Creating a User Account Management Plan
Updated: March 28, 2003
Applies To: Windows Server 2003, Windows Server 2003 R2, Windows Server 2003 with SP1, Windows Server 2003 with SP2
When you deploy Windows Server 2003 and establish the appropriate user accounts in Active Directory, you need to create a plan for user account management. Creating a user account management plan involves determining which individuals in your organization have the right to create new user accounts, and establishing a plan for the disabling of and resetting of user accounts.
Assign the User Account Creation Right
Assigning the right to create new user accounts involves carefully balancing strong security and timely response to requests to create new accounts.
Because misuse of the user account creation right presents a security risk to your organization, assign this right to trusted administrators only. For many organizations, it is sufficient to limit the ability to create new user accounts to the members of the Domain Administrators group. In large organizations or in situations where administrators need to delegate tasks, you might need to assign the right to create new user accounts to another group, such as the IT staff or the Human Resources group.
Whoever you designate to create user accounts, a general guideline is to assign one individual the right to create new user accounts for every 100 employees. However, you might need to adjust this number based on the expected growth of your organization. For example, if your organization regularly adds new divisions, acquires companies, or expands into other markets, you need to plan for the creation of new user accounts by assigning the right to create new user accounts to the appropriate number of individuals to meet the requirements for your anticipated growth.
Establish a Plan for the Disabling of User Accounts
Because unused but active user accounts are a common target for security attacks, you must establish a clear, consistent policy for disabling user accounts.
You can choose one of the following solutions for disabling active unused user accounts in your organization:
Include disabling user accounts as part of the employee departure procedure. Establish a policy by which user accounts are deleted from Active Directory when employees leave your organization.
Create scripts that search for user accounts that have not been logged on to for a period of time or have not had their password changed, and delete the accounts that the script identifies. For example, you might decide to create a script that identifies accounts that have not been logged on to for six weeks, or that have not had their passwords changed for twice the password lifetime prescribed by domain Group Policy, and delete those accounts.
Establish a Plan for Resetting User Accounts

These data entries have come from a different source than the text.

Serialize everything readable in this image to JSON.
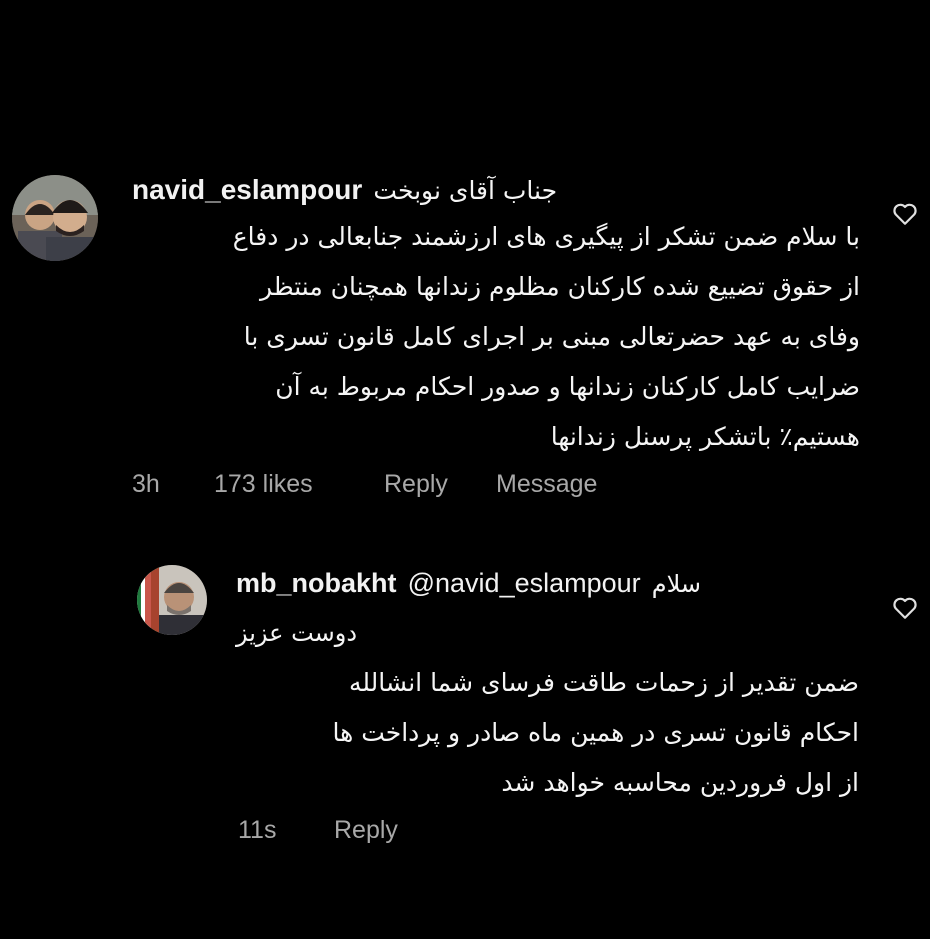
{
  "comments": [
    {
      "username": "navid_eslampour",
      "lines": [
        "جناب آقای نوبخت",
        "با سلام ضمن تشکر از پیگیری های ارزشمند جنابعالی در دفاع",
        "از حقوق تضییع شده کارکنان مظلوم زندانها همچنان منتظر",
        "وفای به عهد حضرتعالی مبنی بر اجرای کامل قانون تسری با",
        "ضرایب کامل کارکنان زندانها و صدور احکام مربوط به آن",
        "هستیم٪ باتشکر پرسنل زندانها"
      ],
      "time": "3h",
      "likes": "173 likes",
      "reply_label": "Reply",
      "message_label": "Message",
      "like_icon": "heart-outline-icon"
    },
    {
      "username": "mb_nobakht",
      "mention": "@navid_eslampour",
      "lines": [
        "سلام",
        "دوست عزیز",
        "ضمن تقدیر از زحمات طاقت فرسای شما انشالله",
        "احکام قانون تسری در همین ماه صادر و پرداخت ها",
        "از اول فروردین  محاسبه خواهد شد"
      ],
      "time": "11s",
      "reply_label": "Reply",
      "like_icon": "heart-outline-icon"
    }
  ]
}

When a user forgets his or her password, the account must be reset before it can be used. An effective way to enable the resetting of user accounts in your organization is to grant help desk staff the right to reset passwords. Delegate the right to reset passwords to help desk staff so that members of the Domain Administrators group are not required to reset user account passwords.